───── Supplied data ─────

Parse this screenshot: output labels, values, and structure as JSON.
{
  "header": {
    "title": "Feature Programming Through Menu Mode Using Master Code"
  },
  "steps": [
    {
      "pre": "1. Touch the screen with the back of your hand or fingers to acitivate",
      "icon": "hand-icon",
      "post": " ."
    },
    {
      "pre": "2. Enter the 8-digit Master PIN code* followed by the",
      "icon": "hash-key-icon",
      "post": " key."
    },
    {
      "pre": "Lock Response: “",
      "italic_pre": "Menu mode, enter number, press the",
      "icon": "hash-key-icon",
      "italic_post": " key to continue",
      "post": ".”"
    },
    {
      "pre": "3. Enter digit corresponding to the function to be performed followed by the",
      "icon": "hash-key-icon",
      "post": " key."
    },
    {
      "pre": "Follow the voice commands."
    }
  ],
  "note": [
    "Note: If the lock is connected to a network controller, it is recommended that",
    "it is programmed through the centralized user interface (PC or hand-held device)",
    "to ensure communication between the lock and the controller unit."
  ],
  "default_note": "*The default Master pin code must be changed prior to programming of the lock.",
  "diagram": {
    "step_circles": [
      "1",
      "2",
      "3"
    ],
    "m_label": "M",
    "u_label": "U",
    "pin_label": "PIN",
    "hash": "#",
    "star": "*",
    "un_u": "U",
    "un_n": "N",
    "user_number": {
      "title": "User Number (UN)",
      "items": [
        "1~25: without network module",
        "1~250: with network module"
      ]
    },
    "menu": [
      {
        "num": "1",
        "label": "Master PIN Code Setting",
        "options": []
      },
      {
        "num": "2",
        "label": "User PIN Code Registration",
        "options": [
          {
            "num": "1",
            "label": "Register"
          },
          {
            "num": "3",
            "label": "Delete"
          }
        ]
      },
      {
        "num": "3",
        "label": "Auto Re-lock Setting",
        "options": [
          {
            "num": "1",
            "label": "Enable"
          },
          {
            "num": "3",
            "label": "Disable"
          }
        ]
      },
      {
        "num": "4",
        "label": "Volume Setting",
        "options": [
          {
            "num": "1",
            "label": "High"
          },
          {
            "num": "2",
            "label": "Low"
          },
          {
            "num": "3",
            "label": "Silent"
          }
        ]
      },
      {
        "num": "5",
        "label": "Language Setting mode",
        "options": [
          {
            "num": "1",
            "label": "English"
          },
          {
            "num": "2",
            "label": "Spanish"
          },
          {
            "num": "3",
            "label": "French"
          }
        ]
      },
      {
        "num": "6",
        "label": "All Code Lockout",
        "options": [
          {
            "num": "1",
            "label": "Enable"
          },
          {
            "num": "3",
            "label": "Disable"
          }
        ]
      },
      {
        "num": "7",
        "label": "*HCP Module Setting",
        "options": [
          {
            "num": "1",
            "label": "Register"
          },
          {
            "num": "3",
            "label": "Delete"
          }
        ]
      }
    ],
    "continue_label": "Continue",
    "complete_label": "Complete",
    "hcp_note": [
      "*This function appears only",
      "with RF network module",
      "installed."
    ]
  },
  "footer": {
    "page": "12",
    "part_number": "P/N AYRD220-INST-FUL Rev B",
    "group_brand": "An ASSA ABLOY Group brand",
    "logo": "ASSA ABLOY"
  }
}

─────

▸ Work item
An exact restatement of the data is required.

▸ Response area
Parse this screenshot: output labels, values, and structure as JSON.
{
  "header": {
    "title": "Feature Programming Through Menu Mode Using Master Code"
  },
  "steps": [
    {
      "pre": "1. Touch the screen with the back of your hand or fingers to acitivate",
      "icon": "hand-icon",
      "post": " ."
    },
    {
      "pre": "2. Enter the 8-digit Master PIN code* followed by the",
      "icon": "hash-key-icon",
      "post": " key."
    },
    {
      "pre": "Lock Response: “",
      "italic_pre": "Menu mode, enter number, press the",
      "icon": "hash-key-icon",
      "italic_post": " key to continue",
      "post": ".”"
    },
    {
      "pre": "3. Enter digit corresponding to the function to be performed followed by the",
      "icon": "hash-key-icon",
      "post": " key."
    },
    {
      "pre": "Follow the voice commands."
    }
  ],
  "note": [
    "Note: If the lock is connected to a network controller, it is recommended that",
    "it is programmed through the centralized user interface (PC or hand-held device)",
    "to ensure communication between the lock and the controller unit."
  ],
  "default_note": "*The default Master pin code must be changed prior to programming of the lock.",
  "diagram": {
    "step_circles": [
      "1",
      "2",
      "3"
    ],
    "m_label": "M",
    "u_label": "U",
    "pin_label": "PIN",
    "hash": "#",
    "star": "*",
    "un_u": "U",
    "un_n": "N",
    "user_number": {
      "title": "User Number (UN)",
      "items": [
        "1~25: without network module",
        "1~250: with network module"
      ]
    },
    "menu": [
      {
        "num": "1",
        "label": "Master PIN Code Setting",
        "options": []
      },
      {
        "num": "2",
        "label": "User PIN Code Registration",
        "options": [
          {
            "num": "1",
            "label": "Register"
          },
          {
            "num": "3",
            "label": "Delete"
          }
        ]
      },
      {
        "num": "3",
        "label": "Auto Re-lock Setting",
        "options": [
          {
            "num": "1",
            "label": "Enable"
          },
          {
            "num": "3",
            "label": "Disable"
          }
        ]
      },
      {
        "num": "4",
        "label": "Volume Setting",
        "options": [
          {
            "num": "1",
            "label": "High"
          },
          {
            "num": "2",
            "label": "Low"
          },
          {
            "num": "3",
            "label": "Silent"
          }
        ]
      },
      {
        "num": "5",
        "label": "Language Setting mode",
        "options": [
          {
            "num": "1",
            "label": "English"
          },
          {
            "num": "2",
            "label": "Spanish"
          },
          {
            "num": "3",
            "label": "French"
          }
        ]
      },
      {
        "num": "6",
        "label": "All Code Lockout",
        "options": [
          {
            "num": "1",
            "label": "Enable"
          },
          {
            "num": "3",
            "label": "Disable"
          }
        ]
      },
      {
        "num": "7",
        "label": "*HCP Module Setting",
        "options": [
          {
            "num": "1",
            "label": "Register"
          },
          {
            "num": "3",
            "label": "Delete"
          }
        ]
      }
    ],
    "continue_label": "Continue",
    "complete_label": "Complete",
    "hcp_note": [
      "*This function appears only",
      "with RF network module",
      "installed."
    ]
  },
  "footer": {
    "page": "12",
    "part_number": "P/N AYRD220-INST-FUL Rev B",
    "group_brand": "An ASSA ABLOY Group brand",
    "logo": "ASSA ABLOY"
  }
}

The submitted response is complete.